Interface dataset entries
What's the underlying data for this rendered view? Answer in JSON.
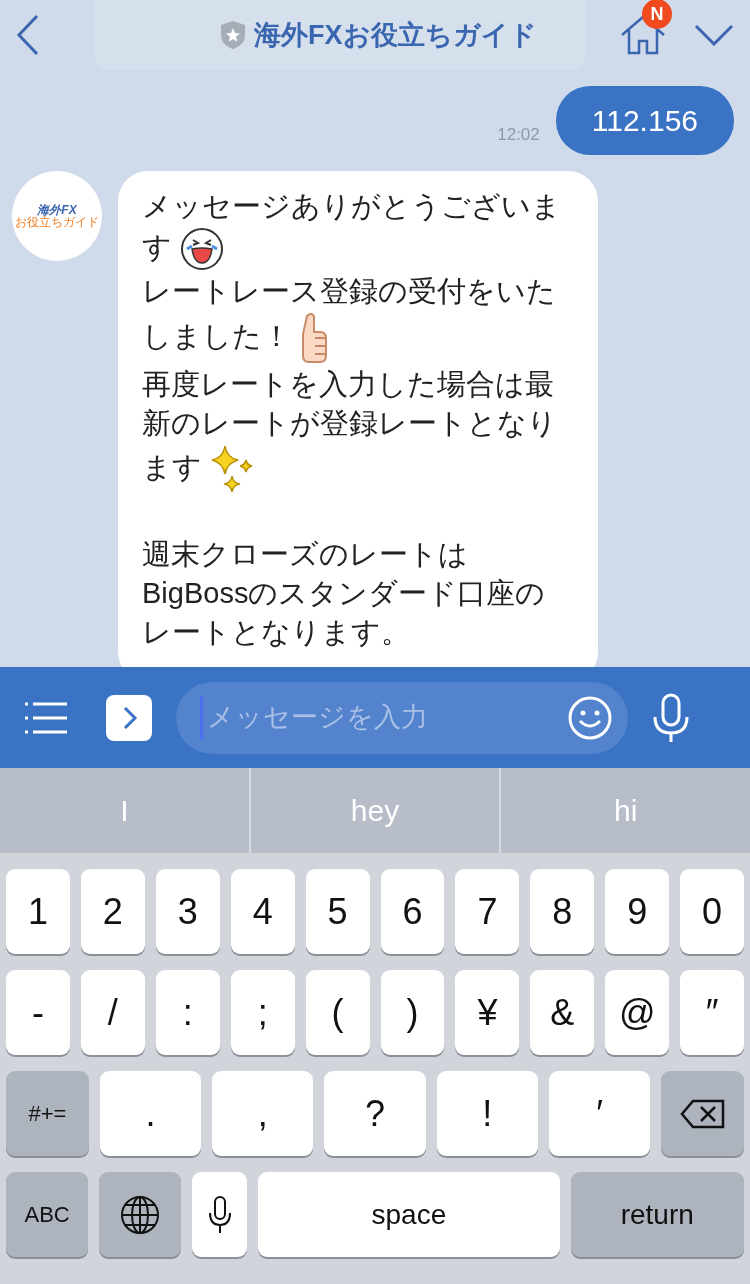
{
  "header": {
    "title": "海外FXお役立ちガイド",
    "badge": "N"
  },
  "sent": {
    "text": "112.156",
    "time": "12:02"
  },
  "avatar": {
    "logo_top": "海外FX",
    "logo_bottom": "お役立ちガイド"
  },
  "received": [
    {
      "lines": [
        {
          "text": "メッセージありがとうございま"
        },
        {
          "text": "す",
          "kind": "laugh"
        },
        {
          "text": "レートレース登録の受付をいた"
        },
        {
          "text": "しました！",
          "kind": "thumbs"
        },
        {
          "text": "再度レートを入力した場合は最"
        },
        {
          "text": "新のレートが登録レートとなり"
        },
        {
          "text": "ます",
          "kind": "sparkle"
        }
      ]
    },
    {
      "lines": [
        {
          "text": "週末クローズのレートは"
        },
        {
          "text": "BigBossのスタンダード口座の"
        },
        {
          "text": "レートとなります。"
        }
      ]
    }
  ],
  "input": {
    "placeholder": "メッセージを入力"
  },
  "suggestions": [
    "I",
    "hey",
    "hi"
  ],
  "keyboard": [
    [
      {
        "kind": "char",
        "label": "1"
      },
      {
        "kind": "char",
        "label": "2"
      },
      {
        "kind": "char",
        "label": "3"
      },
      {
        "kind": "char",
        "label": "4"
      },
      {
        "kind": "char",
        "label": "5"
      },
      {
        "kind": "char",
        "label": "6"
      },
      {
        "kind": "char",
        "label": "7"
      },
      {
        "kind": "char",
        "label": "8"
      },
      {
        "kind": "char",
        "label": "9"
      },
      {
        "kind": "char",
        "label": "0"
      }
    ],
    [
      {
        "kind": "char",
        "label": "-"
      },
      {
        "kind": "char",
        "label": "/"
      },
      {
        "kind": "char",
        "label": ":"
      },
      {
        "kind": "char",
        "label": ";"
      },
      {
        "kind": "char",
        "label": "("
      },
      {
        "kind": "char",
        "label": ")"
      },
      {
        "kind": "char",
        "label": "¥"
      },
      {
        "kind": "char",
        "label": "&"
      },
      {
        "kind": "char",
        "label": "@"
      },
      {
        "kind": "char",
        "label": "″"
      }
    ],
    [
      {
        "kind": "function",
        "label": "#+="
      },
      {
        "kind": "wide",
        "label": "."
      },
      {
        "kind": "wide",
        "label": ","
      },
      {
        "kind": "wide",
        "label": "?"
      },
      {
        "kind": "wide",
        "label": "!"
      },
      {
        "kind": "wide",
        "label": "′"
      },
      {
        "kind": "backspace"
      }
    ],
    [
      {
        "kind": "function",
        "label": "ABC"
      },
      {
        "kind": "globe"
      },
      {
        "kind": "mic"
      },
      {
        "kind": "space",
        "label": "space"
      },
      {
        "kind": "return",
        "label": "return"
      }
    ]
  ]
}
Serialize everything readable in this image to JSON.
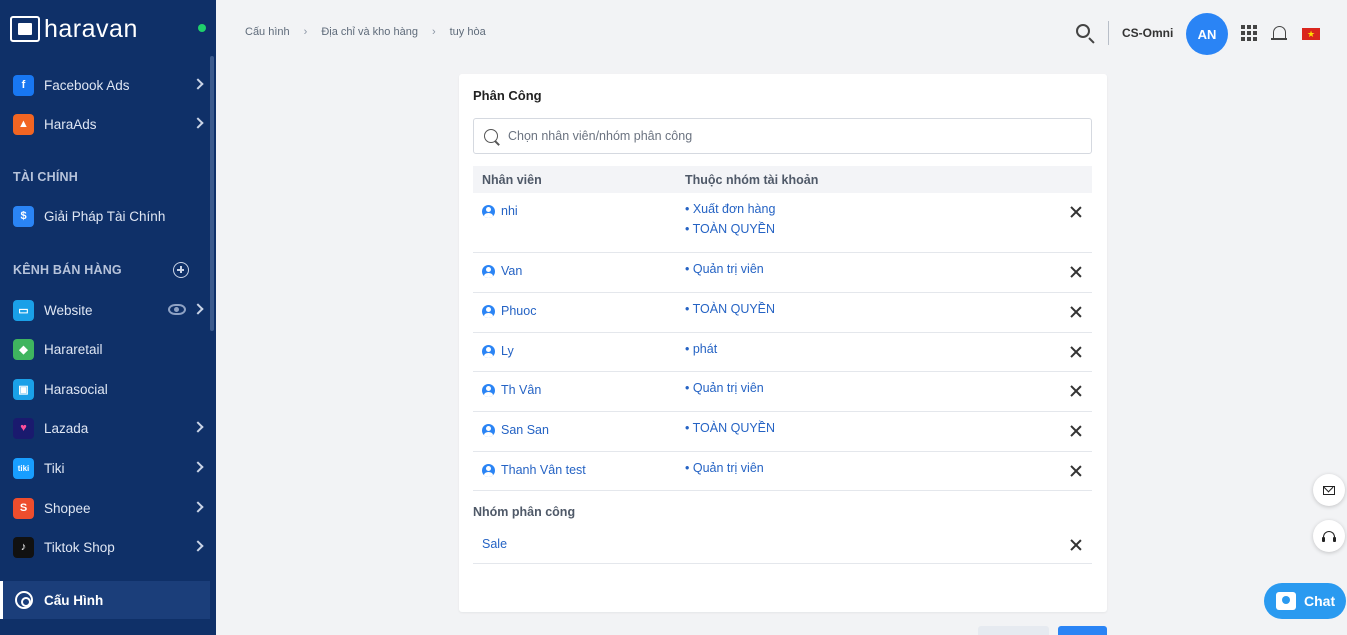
{
  "brand": {
    "logo_text": "haravan"
  },
  "sidebar": {
    "items_top": [
      {
        "label": "Facebook Ads",
        "icon": "facebook-icon",
        "color": "#1877f2",
        "glyph": "f"
      },
      {
        "label": "HaraAds",
        "icon": "haraads-icon",
        "color": "#f26522",
        "glyph": "▲"
      }
    ],
    "section_finance": "TÀI CHÍNH",
    "finance_item": {
      "label": "Giải Pháp Tài Chính",
      "icon": "finance-icon",
      "color": "#2a84f5",
      "glyph": "$"
    },
    "section_channels": "KÊNH BÁN HÀNG",
    "channels": [
      {
        "label": "Website",
        "icon": "website-icon",
        "color": "#1aa0e8",
        "glyph": "▭"
      },
      {
        "label": "Hararetail",
        "icon": "hararetail-icon",
        "color": "#3fb55f",
        "glyph": "◆"
      },
      {
        "label": "Harasocial",
        "icon": "harasocial-icon",
        "color": "#1aa0e8",
        "glyph": "▣"
      },
      {
        "label": "Lazada",
        "icon": "lazada-icon",
        "color": "#1a1a6e",
        "glyph": "♥"
      },
      {
        "label": "Tiki",
        "icon": "tiki-icon",
        "color": "#189eff",
        "glyph": "tiki"
      },
      {
        "label": "Shopee",
        "icon": "shopee-icon",
        "color": "#ee4d2d",
        "glyph": "S"
      },
      {
        "label": "Tiktok Shop",
        "icon": "tiktok-icon",
        "color": "#111111",
        "glyph": "♪"
      }
    ],
    "active_item": "Cấu Hình"
  },
  "breadcrumb": [
    "Cấu hình",
    "Địa chỉ và kho hàng",
    "tuy hòa"
  ],
  "header": {
    "store_name": "CS-Omni",
    "avatar_initials": "AN"
  },
  "card": {
    "title": "Phân Công",
    "search_placeholder": "Chọn nhân viên/nhóm phân công",
    "col_employee": "Nhân viên",
    "col_group": "Thuộc nhóm tài khoản",
    "rows": [
      {
        "name": "nhi",
        "groups": [
          "• Xuất đơn hàng",
          "• TOÀN QUYỀN"
        ]
      },
      {
        "name": "Van",
        "groups": [
          "• Quản trị viên"
        ]
      },
      {
        "name": "Phuoc",
        "groups": [
          "• TOÀN QUYỀN"
        ]
      },
      {
        "name": "Ly",
        "groups": [
          "• phát"
        ]
      },
      {
        "name": "Th Vân",
        "groups": [
          "• Quản trị viên"
        ]
      },
      {
        "name": "San San",
        "groups": [
          "• TOÀN QUYỀN"
        ]
      },
      {
        "name": "Thanh Vân test",
        "groups": [
          "• Quản trị viên"
        ]
      }
    ],
    "group_section_title": "Nhóm phân công",
    "assigned_groups": [
      "Sale"
    ]
  },
  "chat": {
    "label": "Chat"
  },
  "colors": {
    "sidebar": "#0f3068",
    "accent": "#2a84f5",
    "link": "#2563c4"
  }
}
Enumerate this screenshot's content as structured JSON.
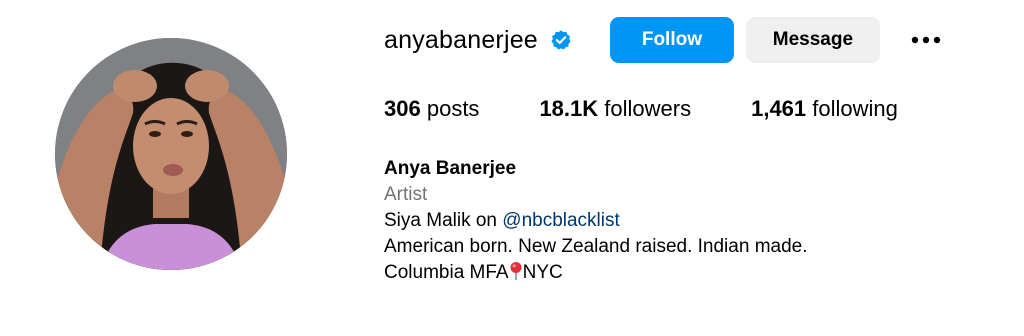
{
  "profile": {
    "username": "anyabanerjee",
    "verified": true,
    "follow_label": "Follow",
    "message_label": "Message",
    "more_label": "•••"
  },
  "stats": {
    "posts_count": "306",
    "posts_label": "posts",
    "followers_count": "18.1K",
    "followers_label": "followers",
    "following_count": "1,461",
    "following_label": "following"
  },
  "bio": {
    "name": "Anya Banerjee",
    "category": "Artist",
    "line1_prefix": "Siya Malik on ",
    "line1_link": "@nbcblacklist",
    "line2": "American born. New Zealand raised. Indian made.",
    "line3_prefix": "Columbia MFA",
    "line3_suffix": "NYC"
  },
  "colors": {
    "accent": "#0095f6",
    "secondary_button": "#efefef",
    "muted_text": "#737373",
    "link": "#00376b"
  },
  "icons": {
    "verified": "verified-badge-icon",
    "more": "more-options-icon",
    "pin": "round-pushpin-icon"
  }
}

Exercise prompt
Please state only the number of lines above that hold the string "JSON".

Finished task
3